9 out of 10 high food insecurity counties are rural
Rural counties (those outside of major metropolitan areas) make up 63% of all U.S counties but represent 89% of counties with food-insecurity rates in the top 10% (285 out of 321). In other words, counties with the highest rates of food insecurity are disproportionately rural. This also reflects the sharp disparity in food insecurity rates across the U.S. While overall rates of food insecurity are similar across metro (urban) and non-metro (rural) areas, as shown here, there are pockets of very high rates in rural areas.
The national average cost per meal was $3.59
Individuals who are food secure reported spending an average of $3.59 per meal, up from $3.25 in 2020 ($3.40 in 2021 dollars) and the highest reported amount since 2005 ($3.41 in 2021 dollars). At $3.59 per meal, a person who is food secure spends an average of $327.59 on food per month ($353.48 in February 2023 dollars). For context, this reported amount is 1.6 times as much as the average individual cost of the Thrifty Food Plan ($203.11 as of December 2021), which represents a nutritious, practical, cost-effective diet and what the USDA uses to calculate the maximum SNAP benefit allotments. Prior to the update of the TFP in 2021, people who were food secure reported spending nearly 1.9 times as much as the TFP ($296.56 versus $158.57 as of December 2020).

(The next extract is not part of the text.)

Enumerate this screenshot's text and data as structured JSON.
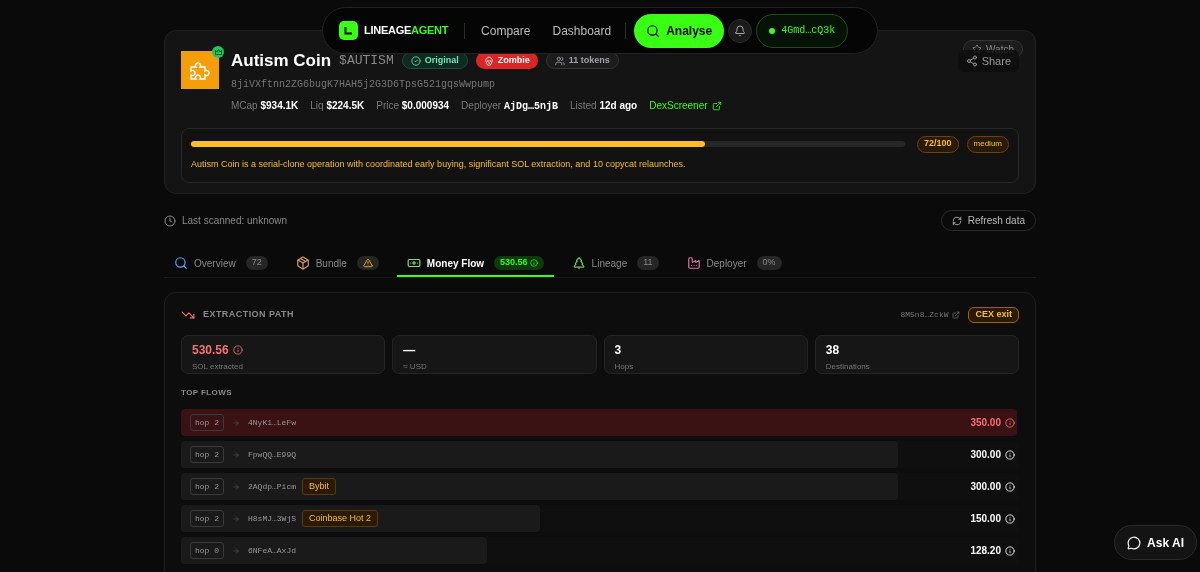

County meal costs range from $2.73 to $7.89
County meal costs range from 76% of the national average ($3.59) in Dimmit County and Maverick County ($2.73) along the southwest border of Texas to close to twice the national average in places like New York County, New York ($5.93), after accounting for local sales taxes and using county food price data from NielsenIQ. Although the greatest number of people live in urban areas, not all urban areas have high food prices, and not every rural community is affordable. For example, urban Bexar County in Texas where San Antonio is located has a relatively low estimated meal cost of $3.21 while rural Leelanau County in northwest Michigan is home to the highest meal cost in the country ($7.89). For a household struggling to afford housing, utilities, transportation and other necessities, the additional burden of high food prices can have a significant impact on a household’s budget.

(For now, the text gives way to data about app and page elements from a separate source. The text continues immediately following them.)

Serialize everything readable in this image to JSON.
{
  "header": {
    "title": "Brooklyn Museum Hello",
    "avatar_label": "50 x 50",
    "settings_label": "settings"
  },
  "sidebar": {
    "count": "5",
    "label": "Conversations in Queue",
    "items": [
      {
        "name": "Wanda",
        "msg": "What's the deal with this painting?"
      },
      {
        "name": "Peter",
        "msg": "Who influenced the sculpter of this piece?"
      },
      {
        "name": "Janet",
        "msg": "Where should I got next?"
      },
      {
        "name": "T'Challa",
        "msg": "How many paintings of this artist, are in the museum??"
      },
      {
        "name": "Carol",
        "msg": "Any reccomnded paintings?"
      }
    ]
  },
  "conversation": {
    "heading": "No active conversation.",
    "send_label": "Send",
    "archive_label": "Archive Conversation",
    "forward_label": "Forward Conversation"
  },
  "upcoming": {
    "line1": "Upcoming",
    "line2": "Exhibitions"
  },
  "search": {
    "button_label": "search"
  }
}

How We Got the Map Data
Map the Meal Gap Data
From 2013, Feeding America has released an annual Map the Meal Gap report that featured data on both child and overall food insecurity.
2021 No MMG Report
- 2018 Report (2016 data)
- 2017 Report (2015 data)
- 2016 Report (2014 data)
- 2015 Report (2013 data)
- 2014 Report (2012 data)
- 2013 Report (2011 data)
In 2011 and 2012, Feeding America released separate Map the Meal Gap reports for overall and child food-insecurity.
- of counties and congressional districts are home to people facing hunger
- The national average cost per meal
- People facing hunger report needing more than $20 more per week to meet their food needs